    Attending a work-related conference outside of Utah is acceptable because it takes place during isolated, short-term travel.

  7. An administrative employee decides to spend her paid maternity leave at the home of her parents in another state. During this time, no work is being performed by the employee.

    This would not constitute “out-of-state work” because no work is being performed. The employee maintains her residence in Utah and her work, when she returns to it, continues to be based in Utah.

  8. An employee works with touring performance groups, traveling to other states and countries for several weeks during the year.

    This work arrangement is acceptable provided the work constitutes a university assignment approved by the responsible vice president or assistant to the president.

  9. A group of employees go to Greece for several weeks to film a university-sponsored documentary about the Apostle Paul’s visit to various locations in Greece.

    This work arrangement is acceptable provided the work constitutes a university assignment approved by the responsible vice president or assistant to the president.

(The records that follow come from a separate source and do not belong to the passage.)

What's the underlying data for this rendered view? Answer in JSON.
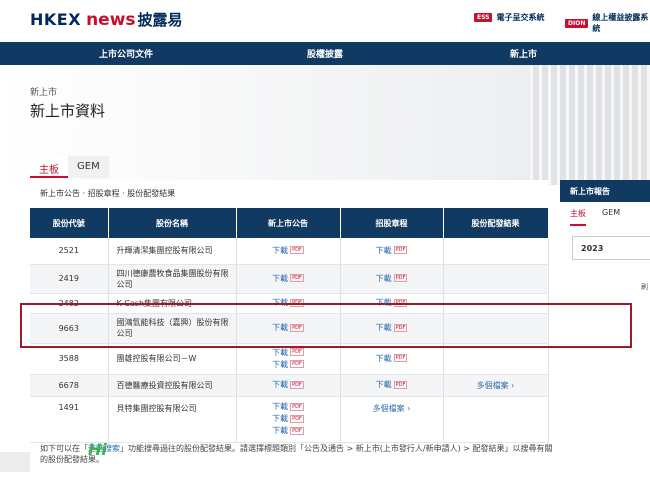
{
  "header": {
    "logo_hkex": "HKEX",
    "logo_news": "news",
    "logo_cn": "披露易",
    "sys1_tag": "ESS",
    "sys1_label": "電子呈交系統",
    "sys2_tag": "DION",
    "sys2_label": "線上權益披露系統"
  },
  "nav": {
    "items": [
      "上市公司文件",
      "股權披露",
      "新上市"
    ]
  },
  "page": {
    "breadcrumb": "新上市",
    "title": "新上市資料"
  },
  "tabs": [
    "主板",
    "GEM"
  ],
  "sublinks": "新上市公告 · 招股章程 · 股份配發結果",
  "table": {
    "headers": [
      "股份代號",
      "股份名稱",
      "新上市公告",
      "招股章程",
      "股份配發結果"
    ],
    "download_label": "下載",
    "pdf_label": "PDF",
    "more_label": "多個檔案",
    "rows": [
      {
        "code": "2521",
        "name": "升輝清潔集團控股有限公司"
      },
      {
        "code": "2419",
        "name": "四川德康農牧食品集團股份有限公司"
      },
      {
        "code": "2482",
        "name": "K Cash集團有限公司"
      },
      {
        "code": "9663",
        "name": "國鴻氫能科技（嘉興）股份有限公司"
      },
      {
        "code": "3588",
        "name": "團雄控股有限公司－W"
      },
      {
        "code": "6678",
        "name": "百德醫療投資控股有限公司"
      },
      {
        "code": "1491",
        "name": "貝特集團控股有限公司"
      }
    ]
  },
  "sidebar": {
    "header": "新上市報告",
    "tabs": [
      "主板",
      "GEM"
    ],
    "year": "2023",
    "trail": "刷"
  },
  "footer": {
    "text_a": "如下可以在「",
    "link": "進階搜索",
    "text_b": "」功能搜尋過往的股份配發結果。請選擇標題類別「公告及通告 > 新上市(上市發行人/新申請人) > 配發結果」以搜尋有關的股份配發結果。"
  },
  "watermark": "Hi"
}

  10. An employee seeks permission to work remotely out of state for a month while accompanying his spouse to an out-of-state work assignment for the spouse’s non-BYU employer.

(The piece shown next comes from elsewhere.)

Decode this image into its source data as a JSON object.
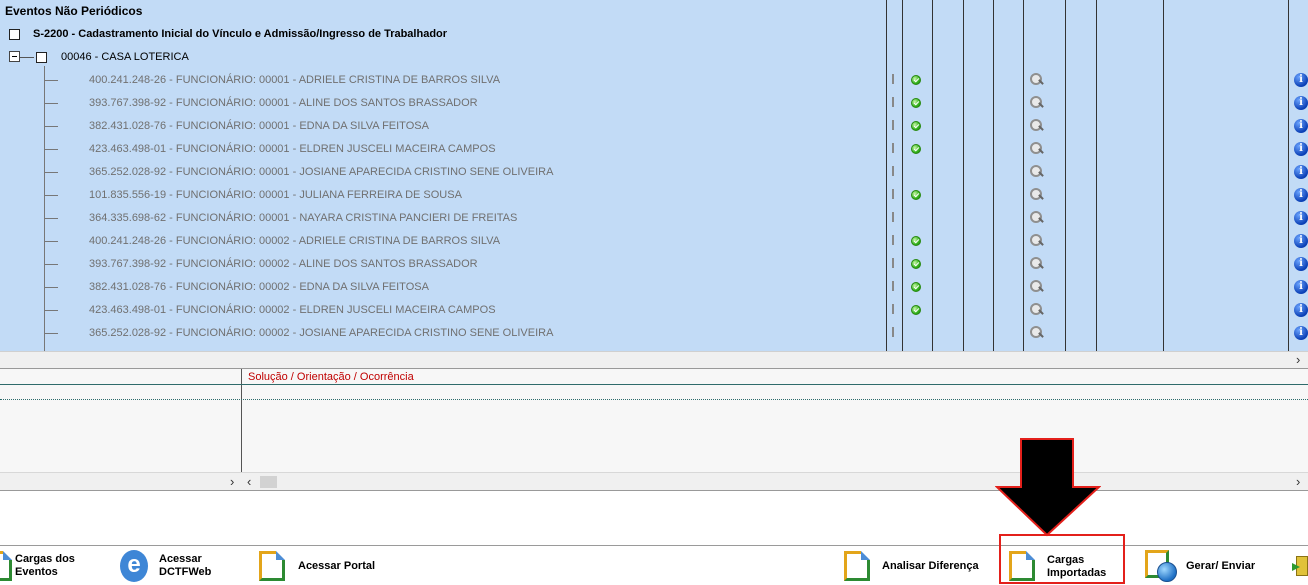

    This work arrangement could be acceptable provided that (1) the work arrangement is approved by the employee’s supervisor and does not violate the university’s Working from Home Policy; (2) the out-of-state stay is isolated and temporary in nature; (3) the employee’s residence continues to be in Utah; and (4) the employee’s work continues to be based in Utah. Note that extending such a work arrangement in a specific state beyond one month would be inconsistent with the definition of “isolated, short-term travel.”

  11. An employee requests permission to work remotely from a second home outside of Utah one to two weeks a month during several months of the year.

    This work arrangement is not acceptable because frequent and repeated work in the same place outside of Utah does not constitute remote work during isolated, short-term travel. None of the exceptions applies.

  12. A student employee who attended winter semester and plans to attend fall semester seeks approval from his supervisor to do some work remotely from his parent’s home in another state during the four-month summer break between semesters.

    This work arrangement is acceptable provided that the supervisor allows it, the student meets the credit requirements for student employment, and the student will return to work on campus after the break.

  13. A student employee asks to work remotely from his parent’s home in Arizona during winter semester as he takes all his classes through BYU Online.

    This work arrangement is not acceptable because it does not constitute remote work during isolated, short-term travel or remote work by a student employee during a break between consecutive semesters. None of the exceptions applies.

  14. A student employed as a foreign language TA plans to attend a university in another country for a semester through the Kennedy Center. The academic department would like the student to continue to work remotely as a TA during her time abroad.

    This work arrangement is not acceptable because it does not constitute remote work during isolated, short-term travel or remote work by a student employee during a break between consecutive semesters. None of the exceptions applies.